I would like to state briefly why I think John Ashbery’s poetry is so instructive in the context outlined above. Certainly it is a poetry of disorder that leaves the order of the world intact, releasing the world’s terms to an “elusive fluidity” based on the poet’s existence (still based on the individualism of modernism). Indeed one can say, in the light of books from The Double Dream of Spring to Hotel Lautréamont, that the release of poetry is in a sense a substitute (but not a replacement) “for what it has seized” and that some of the poems in those books can be said in addition to try and “seize” the release itself in a hyperconscious demonstration of the poetic act. One might even detect in a poem like Self Portrait in a Convex Mirror a certain anguish as one of the signs of its authenticity. All of these things run like roots from Ashbery’s poetry back to Baudelaire. But at the same time there is a movement flowing out and forward from these books to those that came afterward based on an attitude diverging sharply from Baudelaire’s. Increasingly Ashbery’s poetry has left behind any trace of seizure. One could say that fluidity is embraced for its own sake and therefore the poetry has become as closely aligned to Evil as possible. But now a difference in attitude becomes a difference in kind. The term “Evil” no longer feels appropriate. To be sure the more fluid, the more open Ashbery’s poetry becomes the more elusive it becomes, and the more it is tied to the fluidic connections between the poet and his world the more that poetry runs the risk of catching up with the “path of rapid decomposition” threatening a premature silence. We know that the power of flowers is directly related to their mortality. But unless poems become flowers only time will tell if Ashbery’s late poetry can retain the vitality it has today. One thing is for sure: the boldness of such a move from a poet in his later years is nothing short of breathtaking.
* All quotations from Literature and Evil by Georges Bataille, Marion Boyars Publishers Inc., 1985, translated by Alastair Hamilton.
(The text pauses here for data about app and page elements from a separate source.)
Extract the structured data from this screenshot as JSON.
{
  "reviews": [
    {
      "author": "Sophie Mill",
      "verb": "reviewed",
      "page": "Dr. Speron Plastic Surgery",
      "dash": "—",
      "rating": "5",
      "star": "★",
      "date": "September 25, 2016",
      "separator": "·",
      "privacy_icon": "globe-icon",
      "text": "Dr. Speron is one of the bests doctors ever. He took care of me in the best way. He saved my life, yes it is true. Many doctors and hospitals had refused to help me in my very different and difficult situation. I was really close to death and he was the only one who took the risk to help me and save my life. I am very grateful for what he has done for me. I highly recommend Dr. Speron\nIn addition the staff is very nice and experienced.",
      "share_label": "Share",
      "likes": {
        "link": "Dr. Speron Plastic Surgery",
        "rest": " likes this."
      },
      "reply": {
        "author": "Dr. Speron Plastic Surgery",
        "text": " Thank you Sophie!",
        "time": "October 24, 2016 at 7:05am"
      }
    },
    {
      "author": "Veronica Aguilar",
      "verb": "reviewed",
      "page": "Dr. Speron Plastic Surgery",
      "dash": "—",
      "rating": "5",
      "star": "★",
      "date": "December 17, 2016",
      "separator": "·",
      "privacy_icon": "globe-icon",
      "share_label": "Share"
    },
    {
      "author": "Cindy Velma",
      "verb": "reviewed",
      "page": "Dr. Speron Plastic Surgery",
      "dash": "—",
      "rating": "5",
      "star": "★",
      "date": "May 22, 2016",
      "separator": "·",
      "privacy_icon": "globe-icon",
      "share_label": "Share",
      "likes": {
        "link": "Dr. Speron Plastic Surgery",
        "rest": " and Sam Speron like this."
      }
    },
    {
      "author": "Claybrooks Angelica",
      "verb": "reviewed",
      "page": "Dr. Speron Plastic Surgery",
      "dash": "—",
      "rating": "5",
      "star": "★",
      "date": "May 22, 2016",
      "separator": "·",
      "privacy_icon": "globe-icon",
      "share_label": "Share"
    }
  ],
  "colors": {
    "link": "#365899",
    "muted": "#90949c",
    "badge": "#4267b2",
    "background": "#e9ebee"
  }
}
For those interested, the following video is indispensable for an understanding of Bataille’s use of the word “Evil”. If the link should go dead, simply search, “Bataille literature and evil” in the Youtube searchbox and someone will have been sure to upload it.